It was of interest that the meeting's wiki page was used by the speakers. Each speaker edited in a summery of their points prior to, and sometimes almost right before, their turn to speak. One could tell who was absent simply by observing the empty sections on the page! Aside from leaving a record for the future, the wiki page content also helped me understand the point being discussed whenever it became difficult to hear what was being said; I suspect the meeting participants also appreciate the alternate channel the wiki provides.
Next I viewed a lecture by Mike Beltzner. He gave a brief overview of some of tools used for development and communications by Mozilla, such as Bugzilla and IRC. Beltzner also spoke about netiquette and how to go about communicating and asking for help, of respecting other people's time by being up front with what you need help with, doing the research before hand, and of course listening and implementing feedback. This was related to the brief section on “social capital” and the relationship between the influence of a person with the perceived value of the person by the community. I touched on this in a previous from a wiki sysop's perspective post where I related how a contributor's enthusiasm was no substitute for integration when seeking to become a valued member of a project.

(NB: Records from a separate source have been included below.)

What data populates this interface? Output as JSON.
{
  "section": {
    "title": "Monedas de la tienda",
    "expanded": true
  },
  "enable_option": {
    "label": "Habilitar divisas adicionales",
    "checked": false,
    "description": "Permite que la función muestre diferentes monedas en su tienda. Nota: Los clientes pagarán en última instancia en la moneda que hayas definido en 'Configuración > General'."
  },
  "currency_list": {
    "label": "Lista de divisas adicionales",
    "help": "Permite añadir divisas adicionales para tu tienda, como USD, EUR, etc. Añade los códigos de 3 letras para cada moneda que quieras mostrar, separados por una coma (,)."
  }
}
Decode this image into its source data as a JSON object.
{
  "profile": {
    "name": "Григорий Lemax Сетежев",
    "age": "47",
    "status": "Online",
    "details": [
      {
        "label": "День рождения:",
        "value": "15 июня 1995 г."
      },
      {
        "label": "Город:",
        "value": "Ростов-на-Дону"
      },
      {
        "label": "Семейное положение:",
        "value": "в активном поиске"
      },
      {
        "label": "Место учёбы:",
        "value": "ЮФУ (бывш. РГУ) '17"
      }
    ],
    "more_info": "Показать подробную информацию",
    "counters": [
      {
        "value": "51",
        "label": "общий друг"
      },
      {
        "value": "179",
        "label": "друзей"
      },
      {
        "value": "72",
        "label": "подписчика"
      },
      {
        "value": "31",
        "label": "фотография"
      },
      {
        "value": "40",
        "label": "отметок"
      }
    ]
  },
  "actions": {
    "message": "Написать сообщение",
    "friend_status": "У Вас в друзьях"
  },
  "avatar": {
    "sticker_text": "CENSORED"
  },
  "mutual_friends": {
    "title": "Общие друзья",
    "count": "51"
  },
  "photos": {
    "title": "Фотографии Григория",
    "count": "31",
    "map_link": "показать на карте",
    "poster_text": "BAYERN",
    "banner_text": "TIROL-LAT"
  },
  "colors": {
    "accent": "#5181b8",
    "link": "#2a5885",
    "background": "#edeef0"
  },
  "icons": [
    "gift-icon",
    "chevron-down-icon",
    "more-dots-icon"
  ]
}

Finally there was David Humphrey's lecture “Learning to be at the festival”. Humphrey emphasized the most important element of open source is the community rather than the code. The prominence of the code and product as the public face of the project makes it easy to forget that the participants, the community, are the project's fount and true source of influence. He also touched on ways to help new contributors submerge themselves into the project, such as existing contributors acting as mentors.